## Material provided
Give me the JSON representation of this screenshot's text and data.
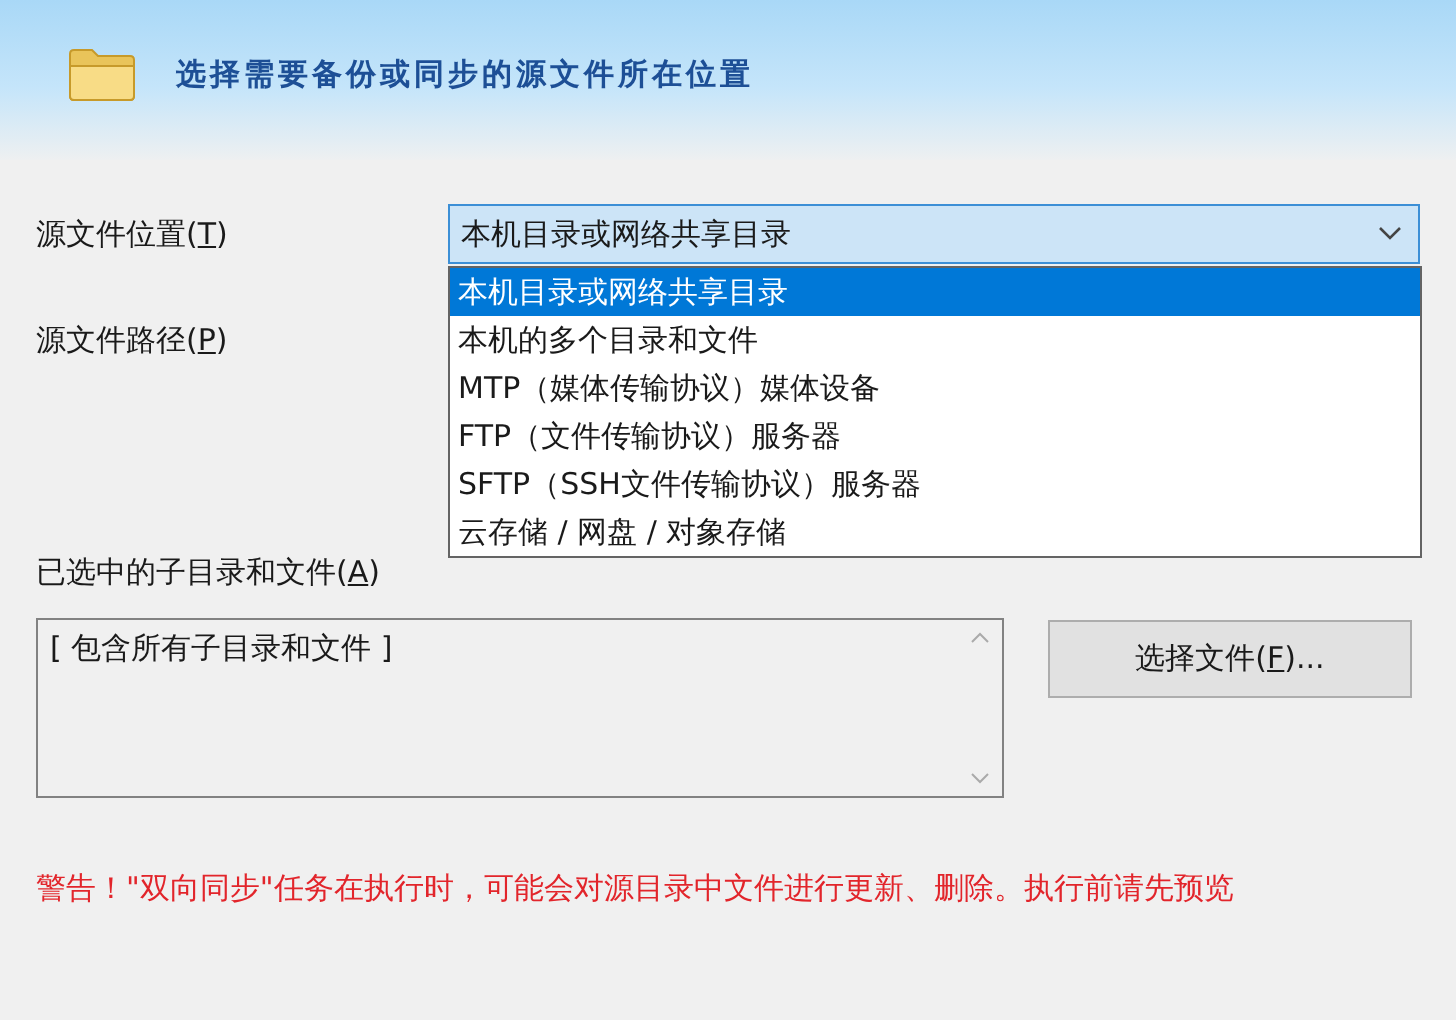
{
  "header": {
    "title": "选择需要备份或同步的源文件所在位置"
  },
  "fields": [
    {
      "kind": "combo",
      "label": {
        "before": "源文件位置(",
        "key": "T",
        "after": ")"
      },
      "value": "本机目录或网络共享目录",
      "expanded": true,
      "options": [
        {
          "text": "本机目录或网络共享目录",
          "selected": true
        },
        {
          "text": "本机的多个目录和文件",
          "selected": false
        },
        {
          "text": "MTP（媒体传输协议）媒体设备",
          "selected": false
        },
        {
          "text": "FTP（文件传输协议）服务器",
          "selected": false
        },
        {
          "text": "SFTP（SSH文件传输协议）服务器",
          "selected": false
        },
        {
          "text": "云存储 / 网盘 / 对象存储",
          "selected": false
        }
      ]
    },
    {
      "kind": "path",
      "label": {
        "before": "源文件路径(",
        "key": "P",
        "after": ")"
      }
    }
  ],
  "selection": {
    "label": {
      "before": "已选中的子目录和文件(",
      "key": "A",
      "after": ")"
    },
    "items": [
      "[ 包含所有子目录和文件 ]"
    ],
    "button": {
      "before": "选择文件(",
      "key": "F",
      "after": ")..."
    }
  },
  "warning": "警告！\"双向同步\"任务在执行时，可能会对源目录中文件进行更新、删除。执行前请先预览"
}
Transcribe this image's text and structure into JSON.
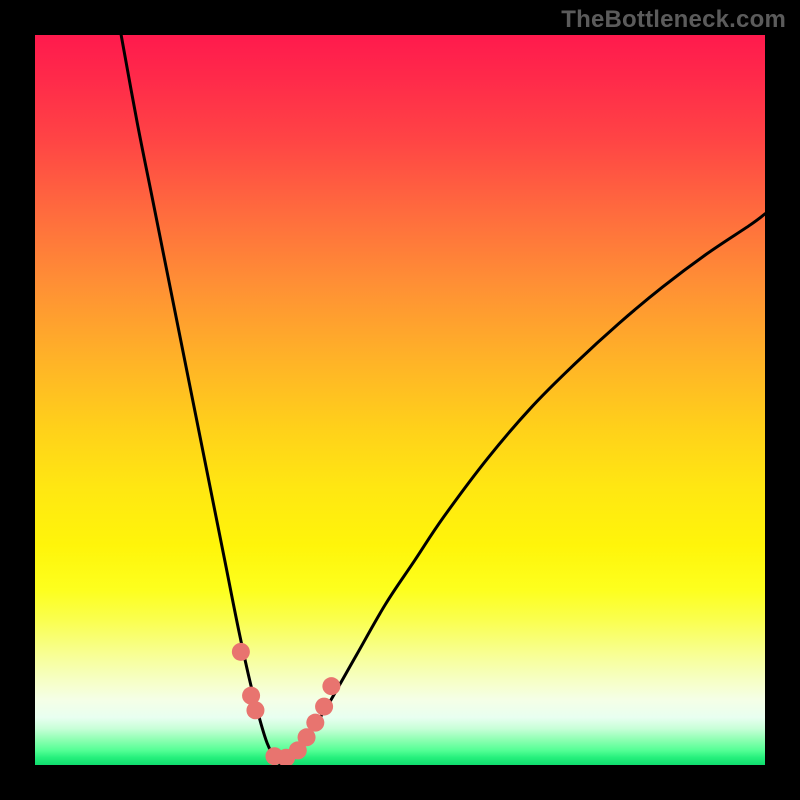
{
  "watermark": "TheBottleneck.com",
  "colors": {
    "frame": "#000000",
    "curve": "#000000",
    "marker": "#e8746f",
    "gradient_top": "#ff1a4d",
    "gradient_mid": "#fff50a",
    "gradient_bottom": "#0fdc6e"
  },
  "chart_data": {
    "type": "line",
    "title": "",
    "xlabel": "",
    "ylabel": "",
    "xlim": [
      0,
      100
    ],
    "ylim": [
      0,
      100
    ],
    "grid": false,
    "legend": false,
    "annotations": [],
    "series": [
      {
        "name": "left-branch",
        "x": [
          11.8,
          14,
          16,
          18,
          20,
          22,
          24,
          26,
          28,
          29.8,
          31.8,
          33.6
        ],
        "values": [
          100,
          88,
          78,
          68,
          58,
          48,
          38,
          28,
          18,
          10,
          3,
          0
        ]
      },
      {
        "name": "right-branch",
        "x": [
          33.6,
          36,
          38,
          40,
          44,
          48,
          52,
          56,
          62,
          68,
          74,
          80,
          86,
          92,
          98,
          100
        ],
        "values": [
          0,
          2,
          5,
          8,
          15,
          22,
          28,
          34,
          42,
          49,
          55,
          60.5,
          65.5,
          70,
          74,
          75.5
        ]
      }
    ],
    "markers": {
      "name": "highlight-dots",
      "x": [
        28.2,
        29.6,
        30.2,
        32.8,
        34.4,
        36.0,
        37.2,
        38.4,
        39.6,
        40.6
      ],
      "values": [
        15.5,
        9.5,
        7.5,
        1.2,
        1.0,
        2.0,
        3.8,
        5.8,
        8.0,
        10.8
      ],
      "radius_px": 9
    }
  }
}
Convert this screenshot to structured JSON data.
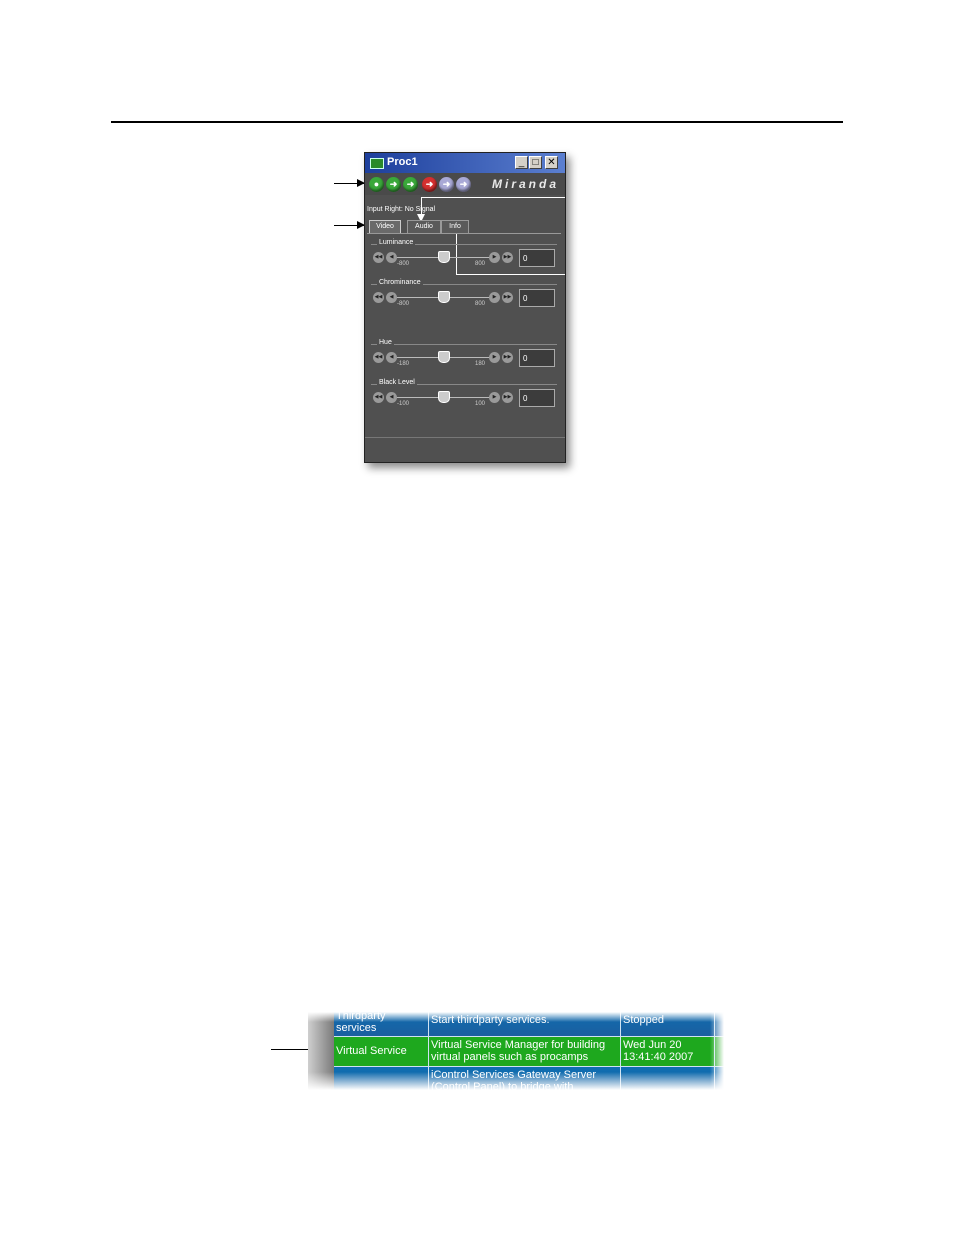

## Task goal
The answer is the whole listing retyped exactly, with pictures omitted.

## Problem solution
Give me the JSON representation of this screenshot's text and data.
{
  "header": {
    "title": "选择需要备份或同步的源文件所在位置"
  },
  "fields": [
    {
      "kind": "combo",
      "label": {
        "before": "源文件位置(",
        "key": "T",
        "after": ")"
      },
      "value": "本机目录或网络共享目录",
      "expanded": true,
      "options": [
        {
          "text": "本机目录或网络共享目录",
          "selected": true
        },
        {
          "text": "本机的多个目录和文件",
          "selected": false
        },
        {
          "text": "MTP（媒体传输协议）媒体设备",
          "selected": false
        },
        {
          "text": "FTP（文件传输协议）服务器",
          "selected": false
        },
        {
          "text": "SFTP（SSH文件传输协议）服务器",
          "selected": false
        },
        {
          "text": "云存储 / 网盘 / 对象存储",
          "selected": false
        }
      ]
    },
    {
      "kind": "path",
      "label": {
        "before": "源文件路径(",
        "key": "P",
        "after": ")"
      }
    }
  ],
  "selection": {
    "label": {
      "before": "已选中的子目录和文件(",
      "key": "A",
      "after": ")"
    },
    "items": [
      "[ 包含所有子目录和文件 ]"
    ],
    "button": {
      "before": "选择文件(",
      "key": "F",
      "after": ")..."
    }
  },
  "warning": "警告！\"双向同步\"任务在执行时，可能会对源目录中文件进行更新、删除。执行前请先预览"
}
Transcribe this image's text and structure into JSON.
{
  "watermark": "TheBottleneck.com",
  "colors": {
    "frame": "#000000",
    "curve": "#000000",
    "marker": "#e8746f",
    "gradient_top": "#ff1a4d",
    "gradient_mid": "#fff50a",
    "gradient_bottom": "#0fdc6e"
  },
  "chart_data": {
    "type": "line",
    "title": "",
    "xlabel": "",
    "ylabel": "",
    "xlim": [
      0,
      100
    ],
    "ylim": [
      0,
      100
    ],
    "grid": false,
    "legend": false,
    "annotations": [],
    "series": [
      {
        "name": "left-branch",
        "x": [
          11.8,
          14,
          16,
          18,
          20,
          22,
          24,
          26,
          28,
          29.8,
          31.8,
          33.6
        ],
        "values": [
          100,
          88,
          78,
          68,
          58,
          48,
          38,
          28,
          18,
          10,
          3,
          0
        ]
      },
      {
        "name": "right-branch",
        "x": [
          33.6,
          36,
          38,
          40,
          44,
          48,
          52,
          56,
          62,
          68,
          74,
          80,
          86,
          92,
          98,
          100
        ],
        "values": [
          0,
          2,
          5,
          8,
          15,
          22,
          28,
          34,
          42,
          49,
          55,
          60.5,
          65.5,
          70,
          74,
          75.5
        ]
      }
    ],
    "markers": {
      "name": "highlight-dots",
      "x": [
        28.2,
        29.6,
        30.2,
        32.8,
        34.4,
        36.0,
        37.2,
        38.4,
        39.6,
        40.6
      ],
      "values": [
        15.5,
        9.5,
        7.5,
        1.2,
        1.0,
        2.0,
        3.8,
        5.8,
        8.0,
        10.8
      ],
      "radius_px": 9
    }
  }
}
Convert this screenshot to structured JSON data.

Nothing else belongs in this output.